Here is a bizarre jumble of sounds and/or words — not, as one might think, the rhythm syllables that accompany an Indian dance, but a piece from a renowned Sanskrit work on mathematics and astronomy:

It is verse 12 from the written by the great Indian astronomer–mathematician in 499 CE. The sounds are strange not because the language may be unfamiliar; in fact only the last phrase in the verse contains words that you can find in a dictionary of classical Sanskrit.

The verse is effectively a table of sines, and each of the 24 sound-bytes preceding the last phrase is a synthetic word that represents a number, according to a code devised by and explained at the beginning of the book. The code was an ingenious solution to the problem of writing mathematics in terse verse. Verse was the norm in Sanskrit writing, even in science, for it was long before the days of paper and printing, and it had to be terse so that it could be memorized without being an undue burden. Some of these verses are so cryptic that their meaning becomes apparent only from the much longer commentaries — often written in prose — that are the other part of the tradition of Sanskrit writing. was such a powerful and seminal source of tool and thought in Indian astronomy and mathematics that his work attracted a large number of very distinguished commentaries — among the last being one written as late as the nineteenth century by . It is also possible that the 'terse verse' ensured that the intellectual property did not get lost by falling into whatever was considered 'unauthorized' or 'undeserving' hands.

In 's system, the 25 'classified' consonants of the Sanskrit alphabet, k to m, stand for the numbers 1 to 25; the eight unclassified consonants y to h stand for the numbers 30 to 100 in steps of 10. The place value is indicated by the nine vowels a to au, (counting long and short as equivalent) progressively from 1000 to 1008 in steps of 100 (as the consonants cover 1 to 100, only powers of 100 are needed). A number is denoted by a simple or compound consonant with a vowel, or a string of such sound-bytes: a compound consonant denotes the sum of the individual ones. Thus ka = 1, ki = 100 (i is the second vowel and stands for 102), gu = 30,000 (g stands for 3, u is the third vowel), gnu = 23 × 1002 (n is for 20, gn = 3 + 20), and so on. Huge numbers can in this system be represented by short, synthetic words; for example, = (4 × 1003) + (2 + 30)1002 = 4,320,000, which was 's postulate for the total number of eastward revolutions of the Sun during an Indian epoch known as yuga.
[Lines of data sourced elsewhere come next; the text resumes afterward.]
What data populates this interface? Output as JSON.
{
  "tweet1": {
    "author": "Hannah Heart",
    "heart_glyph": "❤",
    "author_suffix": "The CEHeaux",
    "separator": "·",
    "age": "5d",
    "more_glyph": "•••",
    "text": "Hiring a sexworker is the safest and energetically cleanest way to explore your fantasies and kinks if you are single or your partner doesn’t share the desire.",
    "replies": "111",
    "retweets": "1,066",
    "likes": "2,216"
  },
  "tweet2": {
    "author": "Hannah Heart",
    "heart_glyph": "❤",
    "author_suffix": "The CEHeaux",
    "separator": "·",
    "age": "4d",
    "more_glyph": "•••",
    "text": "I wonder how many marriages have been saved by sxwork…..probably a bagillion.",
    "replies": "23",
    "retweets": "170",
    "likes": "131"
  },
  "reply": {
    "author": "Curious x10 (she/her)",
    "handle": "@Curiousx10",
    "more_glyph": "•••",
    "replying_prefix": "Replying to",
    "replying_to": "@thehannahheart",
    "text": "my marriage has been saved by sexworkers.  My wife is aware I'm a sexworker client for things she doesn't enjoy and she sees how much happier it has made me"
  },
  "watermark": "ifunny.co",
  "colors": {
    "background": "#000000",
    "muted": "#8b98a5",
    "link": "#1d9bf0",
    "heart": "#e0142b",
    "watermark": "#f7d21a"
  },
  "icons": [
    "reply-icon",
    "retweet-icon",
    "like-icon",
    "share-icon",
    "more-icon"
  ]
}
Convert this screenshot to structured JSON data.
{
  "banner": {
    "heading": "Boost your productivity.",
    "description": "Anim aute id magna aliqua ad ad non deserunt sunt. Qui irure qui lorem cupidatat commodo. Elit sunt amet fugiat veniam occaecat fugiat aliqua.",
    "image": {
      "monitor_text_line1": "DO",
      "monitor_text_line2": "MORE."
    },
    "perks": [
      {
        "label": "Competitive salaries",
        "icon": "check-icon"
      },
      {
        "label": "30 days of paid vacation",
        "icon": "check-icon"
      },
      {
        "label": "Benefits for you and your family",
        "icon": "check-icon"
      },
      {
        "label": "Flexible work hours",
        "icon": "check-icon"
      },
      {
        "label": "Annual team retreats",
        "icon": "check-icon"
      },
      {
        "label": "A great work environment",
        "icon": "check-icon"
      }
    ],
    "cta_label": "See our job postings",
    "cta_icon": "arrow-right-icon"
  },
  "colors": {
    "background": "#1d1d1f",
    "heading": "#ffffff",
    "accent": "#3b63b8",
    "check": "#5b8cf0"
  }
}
Going back to the sines, I must hasten to clarify that the entries in 's verse more precisely provide a set of differences of half-chords for a given radius. As the values are given for 24 divisions of a quadrant, the incremental angle is 3.75 degrees, or 225 minutes; the first difference is makhi = (25 × 1000) + (2 × 100) = 225, which is of course sin 225 minutes − sin 0, normalized to 225. The actual sines can be obtained by adding up the differences; 's values are always correct to three significant figures, very often four. The use of half-chords, rather than the full chord as in Greek practice, was crucial to the emergence of the modern sine (which differs from 's in being normalized to the interval 0 to 1). It is not clear why preferred to give differences instead of the sines themselves; perhaps it was because they yielded to a more compact versification, or because they were necessary for extending the tables, or because they helped in interpolation: after all, in 665 CE Brahmagupta offered (in a book called , literally The [mathematical] Sweet Eat) a second-order interpolation formula corresponding to Newton–Stirling; and it is known that classical Indian mathematicians used the 'smooth' variation of differences as a criterion in the final selection of listed values for the function (amusingly, there are copies of the text that have the sines right but the metre is flawed).

Although the use of letters to indicate numbers was widespread in the world, most familiarly in Greek and Roman cultures, the system was fundamentally different in two respects. First, the system implicitly recognized the decimal place-value principle, for the rank of the vowel determined an appropriate power of 10. Second, the combination of consonants and vowels made pronounceable synthetic words, which could be integrated into text and metre.

There were other less ingenious syllabic systems in use in India, but without going into them here, we can raise some interesting questions. Why, for example, was there no dread of large numbers in Indian culture? Did familiarity with 10-km-high mountains and kilometres-wide rivers flowing thousands of kilometres across vast plains to huge oceans have something to do with it? And why was there, at the same time, the passion to create the shortest phrases for those huge but friendly numbers? It was said of Indian grammarians that if they could save even half a syllable from one of their rules, they celebrated it like the birth of a son. Sound was holy, and a syllable could hold the infinite: verbal minimalism appears to have gone with numerical opulence.


Shukla, K. S. & Sarma, K. V. of . (Indian National Science Academy, New Delhi, 1976). Yano, M. Indian J. Hist. Sci. 12, 83–89 (1977).